FAMINES IN THE INDIAN SUBCONTINENT, 1500 to 1767
|1699 (a) [+ 1700]: Satara, Maharashtra [+ Parli, 1700]|
|Documented causes: scorched earth warfare [+ flood]|
|Documented effects: starving army|
|Saqi Must'ad Khan (trans. Sir Jadunath Sarkar), "Maasir-i-Alamgiri" (1947)|
|pp250-1: [the Emperor's siege of Satara fort, Maharashtra, 1699-1700] "On Friday, the 8th December, 1699 /25th Jamnd. S., the imperial tent was pitched at the foot of the fort, at a distance of half a kos. On the other side was placed the camp of 'Azam Shall. The army surrounded the environs of the fort. ... The countless force of the enemy outside the fort fell on the provisions and burnt the grass, the means of life of the cattle, for twenty miles round. On some occasions they boldly approached the camp but were put to flight. Scarcity of grain and fodder reached the extreme point. Those who looked at the external aspect of things thought the conquest of the fort an impossibility."|
[It was eventually captured on 21 Apr 1700, and the army moved on to besiege the Parli fort, arriving there 30 Apr:]
p257: "But what shall I write about the excess of rain and scarcity of grain and fodder? * * * The dark clouds showered day and night like the eyes of orphans. Houses were submerged. * * * In short, owing to the flood of the rivers and the non-arrival of provisions from all sides, famine became severe.

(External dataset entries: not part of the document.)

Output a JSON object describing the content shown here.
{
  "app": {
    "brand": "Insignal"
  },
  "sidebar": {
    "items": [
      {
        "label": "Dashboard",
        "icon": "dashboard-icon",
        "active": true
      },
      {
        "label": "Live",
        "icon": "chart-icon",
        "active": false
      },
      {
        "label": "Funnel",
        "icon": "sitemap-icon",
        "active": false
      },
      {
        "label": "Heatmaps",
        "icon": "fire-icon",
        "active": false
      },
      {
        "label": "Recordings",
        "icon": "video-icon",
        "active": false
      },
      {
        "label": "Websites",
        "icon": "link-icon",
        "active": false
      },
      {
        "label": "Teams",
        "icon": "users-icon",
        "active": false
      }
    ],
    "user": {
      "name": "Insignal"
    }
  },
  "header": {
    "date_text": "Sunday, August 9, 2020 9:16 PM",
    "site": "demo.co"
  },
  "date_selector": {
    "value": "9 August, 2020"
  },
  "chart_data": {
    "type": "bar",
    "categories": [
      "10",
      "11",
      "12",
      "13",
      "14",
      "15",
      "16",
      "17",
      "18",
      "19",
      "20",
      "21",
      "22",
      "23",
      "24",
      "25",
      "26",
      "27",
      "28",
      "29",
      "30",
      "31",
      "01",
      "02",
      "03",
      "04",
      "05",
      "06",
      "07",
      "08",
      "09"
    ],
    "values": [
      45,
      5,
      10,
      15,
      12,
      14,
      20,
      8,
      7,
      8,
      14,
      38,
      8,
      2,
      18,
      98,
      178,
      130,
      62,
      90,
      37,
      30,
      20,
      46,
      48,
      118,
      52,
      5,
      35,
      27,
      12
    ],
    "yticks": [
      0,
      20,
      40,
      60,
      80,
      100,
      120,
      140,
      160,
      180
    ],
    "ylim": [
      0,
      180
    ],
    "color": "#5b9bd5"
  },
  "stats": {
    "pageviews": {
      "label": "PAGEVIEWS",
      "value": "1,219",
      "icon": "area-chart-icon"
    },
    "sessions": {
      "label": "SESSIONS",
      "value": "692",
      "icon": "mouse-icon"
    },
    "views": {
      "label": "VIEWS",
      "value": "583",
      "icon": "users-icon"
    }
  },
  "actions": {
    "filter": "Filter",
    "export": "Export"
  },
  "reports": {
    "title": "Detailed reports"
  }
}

I wonder at the firmness and strength of the Emperor who, without being alarmed by it, encouraged and consoled the soldiers."